PHILADELPHIA (Reuters) - An aide at a rural Pennsylvania school handed out pet treats to dozens of fourth-grade students and may have told them the food was cookies or crackers, according to local media reports.
It was unclear how many children ate the pet treats, but the part-time worker at Upper Frederick elementary school in New Hanover gave them to about 75 students on Thursday, Richard Faidley, the Boyerton Area School District superintendent, said in a statement seen by Reuters.
It was unclear what might have motivated the aide to hand out the pet treats to students. The worker at the school, which is about 30 miles (48 km) northwest of Philadelphia, has been placed on leave pending the results of an investigation, the statement said.
“The treats may have been misrepresented as cookies or crackers,” Faidley said in the statement released on Friday.

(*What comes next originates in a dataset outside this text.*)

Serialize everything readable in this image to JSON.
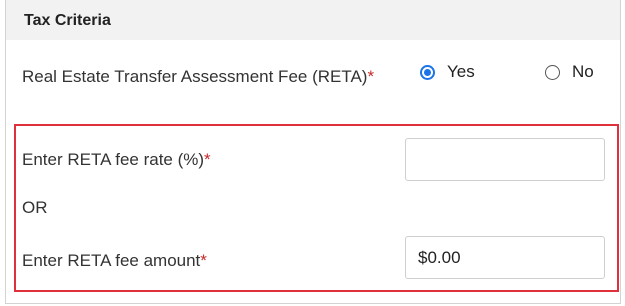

Faidley could not be reached for comment on Saturday.
“Our research on the product indicates that the treat ingredients would not be harmful to people, with the exception for those individuals with specific food allergies,” Faidley’s statement said.

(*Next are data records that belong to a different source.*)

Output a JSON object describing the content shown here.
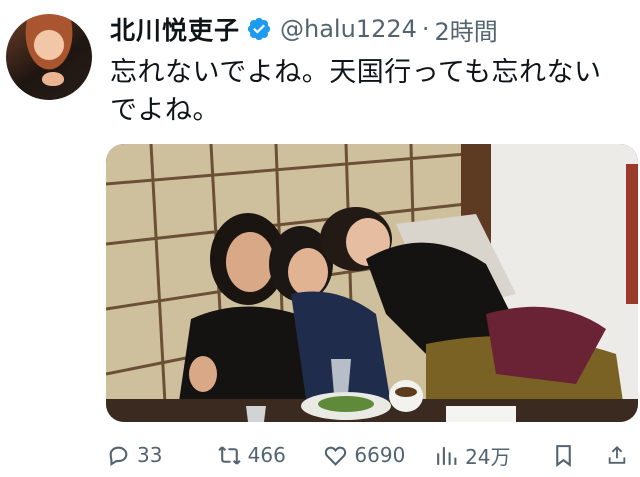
{
  "tweet": {
    "author_name": "北川悦吏子",
    "handle": "@halu1224",
    "separator": "·",
    "time": "2時間",
    "text_line1": "忘れないでよね。天国行っても忘れない",
    "text_line2": "でよね。"
  },
  "icons": {
    "verified": "verified-badge-icon",
    "reply": "reply-icon",
    "retweet": "retweet-icon",
    "like": "heart-icon",
    "views": "views-icon",
    "bookmark": "bookmark-icon",
    "share": "share-icon"
  },
  "actions": {
    "replies": "33",
    "retweets": "466",
    "likes": "6690",
    "views": "24万"
  },
  "colors": {
    "text": "#0f1419",
    "secondary": "#536471",
    "verified": "#1d9bf0"
  }
}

One student at the school, Gabriel Moore, told local television station WFMZ that he ate three of the treats.
"She made it look like it was a joke that they were dog treats and then she came around and said, 'No they are cookies. They are fine,'" Gabriel told the station.

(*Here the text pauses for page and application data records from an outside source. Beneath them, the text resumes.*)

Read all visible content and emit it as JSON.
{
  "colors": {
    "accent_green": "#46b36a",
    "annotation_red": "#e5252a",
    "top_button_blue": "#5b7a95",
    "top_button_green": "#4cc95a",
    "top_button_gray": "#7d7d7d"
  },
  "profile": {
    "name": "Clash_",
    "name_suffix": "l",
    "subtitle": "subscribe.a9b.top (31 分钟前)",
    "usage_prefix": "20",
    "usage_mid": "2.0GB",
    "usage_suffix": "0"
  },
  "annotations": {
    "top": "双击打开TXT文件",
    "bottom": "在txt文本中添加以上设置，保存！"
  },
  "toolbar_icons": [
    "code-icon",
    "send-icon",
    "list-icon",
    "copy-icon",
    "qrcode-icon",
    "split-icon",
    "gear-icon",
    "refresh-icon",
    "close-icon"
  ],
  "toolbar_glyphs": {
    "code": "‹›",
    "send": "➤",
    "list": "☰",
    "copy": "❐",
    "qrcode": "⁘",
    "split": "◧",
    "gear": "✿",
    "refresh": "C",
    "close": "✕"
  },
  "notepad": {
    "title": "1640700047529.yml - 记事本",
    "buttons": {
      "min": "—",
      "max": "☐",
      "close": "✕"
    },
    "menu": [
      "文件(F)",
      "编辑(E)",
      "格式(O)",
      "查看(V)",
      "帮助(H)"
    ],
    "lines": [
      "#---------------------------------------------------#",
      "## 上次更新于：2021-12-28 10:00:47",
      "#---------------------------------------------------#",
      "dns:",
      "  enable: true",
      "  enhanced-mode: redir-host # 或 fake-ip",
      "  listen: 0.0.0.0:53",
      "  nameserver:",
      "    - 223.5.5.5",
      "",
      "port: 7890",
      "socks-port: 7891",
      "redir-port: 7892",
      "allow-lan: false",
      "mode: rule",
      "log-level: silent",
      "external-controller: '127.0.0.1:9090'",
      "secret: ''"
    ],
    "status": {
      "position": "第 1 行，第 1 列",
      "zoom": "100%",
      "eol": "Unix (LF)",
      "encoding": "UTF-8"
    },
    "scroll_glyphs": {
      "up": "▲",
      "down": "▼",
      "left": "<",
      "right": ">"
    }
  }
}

David Moore, Gabriel’s father, told WFMZ the children trusted the aide.
”Like what if it was rat poisoning or something,” Moore told the station. “So it was kind of shocking to be honest with you.”
(Reporting by Dave Warner in Philadelphia, Editing by Alex Dobuzinskis and Eric Walsh)